SINGAPORE/TOKYO — Japan’s gargantuan life insurers appear capable of weathering paper losses in domestic bond holdings triggered by this week’s surprise tweak to yield limits and will likely boost the rising yen even further by shifting closer to home in their portfolios.
Japanese life insurers managed 419.69 trillion yen ($3.2 trillion) in assets in 2021, held against insurance liabilities, and their investment decisions are closely watched because they involve large sums that can drive trends in global markets.
Nearly 40% of their holdings are Japanese government bonds, according to the Life Insurance Association of Japan. Those positions took a hit when Tuesday’s Bank of Japan policy shift allowed 10-year yields to almost double to 0.47%.
Bond prices fall when yields rise.
But since the Bank of Japan itself owns about half the market, and the moves in yield are modest by global standards, traders and analysts think that rather than quietly suffer pain, Japan’s big investors will seek to capitalize on the markets’ dislocation.
“These are the long-duration liability investors,” said Naka Matsuzawa, chief Japan macro strategist at Nomura.
“They are the ones who can actively buy on the dip in the market, and they also have a lot of cash now because they’ve been selling foreign bonds heavily for the last several months.”
Fukoku Mutual Life Insurance Co, a mid-sized player, for example, sees no urgent need to address the rise in 10-year yields, even as it sees the BOJ moving away from ultra-easy policy.

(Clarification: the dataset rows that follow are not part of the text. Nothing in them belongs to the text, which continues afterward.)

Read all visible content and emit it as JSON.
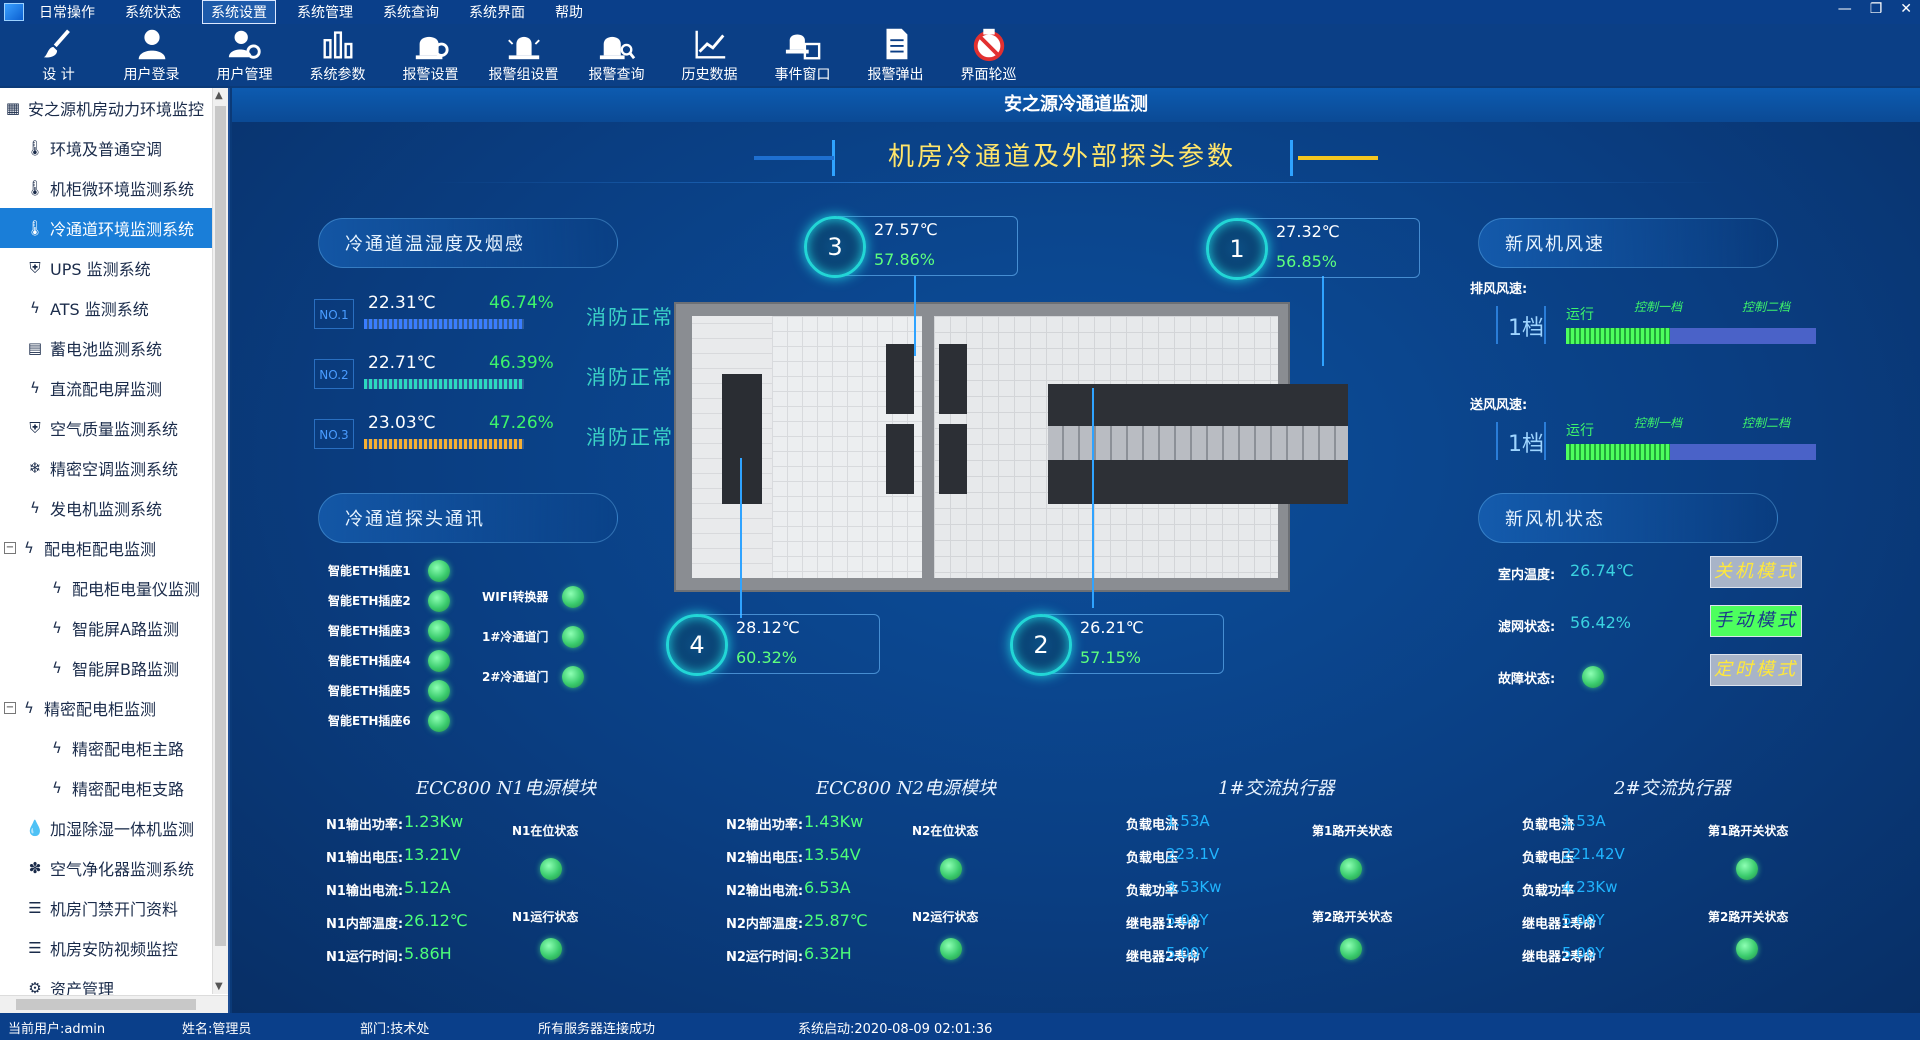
{
  "menu": {
    "items": [
      "日常操作",
      "系统状态",
      "系统设置",
      "系统管理",
      "系统查询",
      "系统界面",
      "帮助"
    ],
    "active_index": 2,
    "window_controls": [
      "—",
      "❐",
      "✕"
    ]
  },
  "toolbar": {
    "buttons": [
      {
        "label": "设  计",
        "icon": "brush-icon"
      },
      {
        "label": "用户登录",
        "icon": "user-icon"
      },
      {
        "label": "用户管理",
        "icon": "user-gear-icon"
      },
      {
        "label": "系统参数",
        "icon": "bars-icon"
      },
      {
        "label": "报警设置",
        "icon": "alarm-gear-icon"
      },
      {
        "label": "报警组设置",
        "icon": "alarm-group-icon"
      },
      {
        "label": "报警查询",
        "icon": "alarm-search-icon"
      },
      {
        "label": "历史数据",
        "icon": "line-chart-icon"
      },
      {
        "label": "事件窗口",
        "icon": "event-window-icon"
      },
      {
        "label": "报警弹出",
        "icon": "document-icon"
      },
      {
        "label": "界面轮巡",
        "icon": "no-entry-icon"
      }
    ]
  },
  "sidebar": {
    "items": [
      {
        "label": "安之源机房动力环境监控",
        "indent": 0,
        "icon": "grid-icon",
        "expander": ""
      },
      {
        "label": "环境及普通空调",
        "indent": 1,
        "icon": "thermometer-icon",
        "expander": ""
      },
      {
        "label": "机柜微环境监测系统",
        "indent": 1,
        "icon": "thermometer-icon",
        "expander": ""
      },
      {
        "label": "冷通道环境监测系统",
        "indent": 1,
        "icon": "thermometer-icon",
        "expander": "",
        "active": true
      },
      {
        "label": "UPS 监测系统",
        "indent": 1,
        "icon": "shield-icon",
        "expander": ""
      },
      {
        "label": "ATS 监测系统",
        "indent": 1,
        "icon": "bolt-icon",
        "expander": ""
      },
      {
        "label": "蓄电池监测系统",
        "indent": 1,
        "icon": "battery-icon",
        "expander": ""
      },
      {
        "label": "直流配电屏监测",
        "indent": 1,
        "icon": "bolt-icon",
        "expander": ""
      },
      {
        "label": "空气质量监测系统",
        "indent": 1,
        "icon": "shield-icon",
        "expander": ""
      },
      {
        "label": "精密空调监测系统",
        "indent": 1,
        "icon": "snowflake-icon",
        "expander": ""
      },
      {
        "label": "发电机监测系统",
        "indent": 1,
        "icon": "bolt-icon",
        "expander": ""
      },
      {
        "label": "配电柜配电监测",
        "indent": 0,
        "icon": "bolt-icon",
        "expander": "−"
      },
      {
        "label": "配电柜电量仪监测",
        "indent": 2,
        "icon": "bolt-icon",
        "expander": ""
      },
      {
        "label": "智能屏A路监测",
        "indent": 2,
        "icon": "bolt-icon",
        "expander": ""
      },
      {
        "label": "智能屏B路监测",
        "indent": 2,
        "icon": "bolt-icon",
        "expander": ""
      },
      {
        "label": "精密配电柜监测",
        "indent": 0,
        "icon": "bolt-icon",
        "expander": "−"
      },
      {
        "label": "精密配电柜主路",
        "indent": 2,
        "icon": "bolt-icon",
        "expander": ""
      },
      {
        "label": "精密配电柜支路",
        "indent": 2,
        "icon": "bolt-icon",
        "expander": ""
      },
      {
        "label": "加湿除湿一体机监测",
        "indent": 1,
        "icon": "droplet-icon",
        "expander": ""
      },
      {
        "label": "空气净化器监测系统",
        "indent": 1,
        "icon": "fan-icon",
        "expander": ""
      },
      {
        "label": "机房门禁开门资料",
        "indent": 1,
        "icon": "list-icon",
        "expander": ""
      },
      {
        "label": "机房安防视频监控",
        "indent": 1,
        "icon": "list-icon",
        "expander": ""
      },
      {
        "label": "资产管理",
        "indent": 1,
        "icon": "gear-icon",
        "expander": ""
      }
    ]
  },
  "main": {
    "window_title": "安之源冷通道监测",
    "banner_title": "机房冷通道及外部探头参数",
    "section_humidity_title": "冷通道温湿度及烟感",
    "section_comm_title": "冷通道探头通讯",
    "section_fan_speed_title": "新风机风速",
    "section_fan_status_title": "新风机状态",
    "humidity_rows": [
      {
        "no": "NO.1",
        "temp": "22.31℃",
        "hum": "46.74%",
        "fire": "消防正常",
        "bar_color": "#3a7dff"
      },
      {
        "no": "NO.2",
        "temp": "22.71℃",
        "hum": "46.39%",
        "fire": "消防正常",
        "bar_color": "#2bd9c0"
      },
      {
        "no": "NO.3",
        "temp": "23.03℃",
        "hum": "47.26%",
        "fire": "消防正常",
        "bar_color": "#f5b034"
      }
    ],
    "comm_left": [
      "智能ETH插座1",
      "智能ETH插座2",
      "智能ETH插座3",
      "智能ETH插座4",
      "智能ETH插座5",
      "智能ETH插座6"
    ],
    "comm_right": [
      "WIFI转换器",
      "1#冷通道门",
      "2#冷通道门"
    ],
    "probes": [
      {
        "num": "3",
        "temp": "27.57℃",
        "hum": "57.86%"
      },
      {
        "num": "1",
        "temp": "27.32℃",
        "hum": "56.85%"
      },
      {
        "num": "4",
        "temp": "28.12℃",
        "hum": "60.32%"
      },
      {
        "num": "2",
        "temp": "26.21℃",
        "hum": "57.15%"
      }
    ],
    "fan_speed": {
      "exhaust_label": "排风风速:",
      "supply_label": "送风风速:",
      "exhaust_gear": "1档",
      "supply_gear": "1档",
      "run_text": "运行",
      "ctrl1": "控制一档",
      "ctrl2": "控制二档"
    },
    "fan_status": {
      "indoor_temp_label": "室内温度:",
      "indoor_temp": "26.74℃",
      "filter_label": "滤网状态:",
      "filter_value": "56.42%",
      "fault_label": "故障状态:",
      "modes": [
        "关机模式",
        "手动模式",
        "定时模式"
      ],
      "active_mode_index": 1
    },
    "ecc_n1": {
      "title": "ECC800  N1电源模块",
      "rows": [
        {
          "label": "N1输出功率:",
          "value": "1.23Kw"
        },
        {
          "label": "N1输出电压:",
          "value": "13.21V"
        },
        {
          "label": "N1输出电流:",
          "value": "5.12A"
        },
        {
          "label": "N1内部温度:",
          "value": "26.12℃"
        },
        {
          "label": "N1运行时间:",
          "value": "5.86H"
        }
      ],
      "status_online": "N1在位状态",
      "status_running": "N1运行状态"
    },
    "ecc_n2": {
      "title": "ECC800  N2电源模块",
      "rows": [
        {
          "label": "N2输出功率:",
          "value": "1.43Kw"
        },
        {
          "label": "N2输出电压:",
          "value": "13.54V"
        },
        {
          "label": "N2输出电流:",
          "value": "6.53A"
        },
        {
          "label": "N2内部温度:",
          "value": "25.87℃"
        },
        {
          "label": "N2运行时间:",
          "value": "6.32H"
        }
      ],
      "status_online": "N2在位状态",
      "status_running": "N2运行状态"
    },
    "ac1": {
      "title": "1#交流执行器",
      "rows": [
        {
          "label": "负载电流",
          "value": "1.53A"
        },
        {
          "label": "负载电压",
          "value": "223.1V"
        },
        {
          "label": "负载功率",
          "value": "3.53Kw"
        },
        {
          "label": "继电器1寿命",
          "value": "5.00Y"
        },
        {
          "label": "继电器2寿命",
          "value": "5.00Y"
        }
      ],
      "switch1": "第1路开关状态",
      "switch2": "第2路开关状态"
    },
    "ac2": {
      "title": "2#交流执行器",
      "rows": [
        {
          "label": "负载电流",
          "value": "1.53A"
        },
        {
          "label": "负载电压",
          "value": "221.42V"
        },
        {
          "label": "负载功率",
          "value": "4.23Kw"
        },
        {
          "label": "继电器1寿命",
          "value": "5.00Y"
        },
        {
          "label": "继电器2寿命",
          "value": "5.00Y"
        }
      ],
      "switch1": "第1路开关状态",
      "switch2": "第2路开关状态"
    }
  },
  "statusbar": {
    "user": "当前用户:admin",
    "name": "姓名:管理员",
    "dept": "部门:技术处",
    "server": "所有服务器连接成功",
    "start": "系统启动:2020-08-09 02:01:36"
  }
}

“Interest rates on 20-year and 30-year bonds, which are our main investment targets, have not moved significantly,” said Yoshiyuki Suzuki, general manager in the investment planning department.
He does not expect immediate yen gains, but analysts say such players’ investment decisions can support the currency , which shot 4% higher on the dollar on Tuesday – its best day in more than two decades – to 130.58 per dollar.
“The biggest drivers of (currency) flow will be amongst onshore asset pools,” said BNY Mellon strategist Geoff Yu.
“If they believe that this week’s shift is only the first step of many … then we’d view the yen only at the start of a gradual valuations recovery.”
Some traders see the Bank of Japan’s move as a signal of policy tightening ahead, and for insurers to rid themselves of short-dated debts in favor of longer-run tenors – leaving the BOJ to bear losses if short-end bond yields eventually rise further.
On Wednesday the long end of Japan’s yield curve actually rallied, with 30-year yields down 2.5 bps to 1.545%. Twenty-year yields fell 1 bp to 1.215%.
“What (life insurers) are seeking is a high coupon…so I think it’s a very good time to accumulate JGB positions,” said Akira Takei, global fixed income fund manager at Asset Management One in Tokyo.
“The 10-year yield is still very low … maybe they will invest in the 20-year.”
Global markets are also already pricing some flows back to Japan, as investors pare back yen shorts and sold in bond markets around the world on Tuesday, and again on Wednesday.
Japan is the world’s largest non-U.S. holder of U.S. Treasuries, and benchmark 10-year yields are up about 13 basis points in two sessions since the BOJ decision.
In Australia, where Japan is also the largest foreign player in the bond market, 10-year yields are up about 20 bps.
“(There’s) anticipation of Japanese repatriation,” said Mark Elworthy, head of Australia and New Zealand fixed income trading at Bank of America Securities in Sydney, though adding it was too early to tell if any actual repatriation was moving prices.
And while there are fears that runaway selling of Japanese bonds would inflict losses deep enough to unleash a panicked rush of cash back to Japan, that is not in evidence so far.
But, there is also enough momentum in a yen bounce that has run nearly 15% from October’s three-decade low that further gains could be self-fulfilling, driving more repatriation as the currency strengthens and the risks of investing abroad go up.
“For the dollar/yen rate, we expect 125 by the end of next year,” said Deutsche Bank’s Japan economist Kentaro Koyama.
“If the BOJ conducts a more aggressive push … I think the yen could appreciate more.” ($1 = 132.2200 yen) (Reporting by Rae Wee in Singapore and Daiki Iga in Tokyo; Additional reporting and writing by Tom Westbrook in Singapore; Editing by Muralikumar Anantharaman)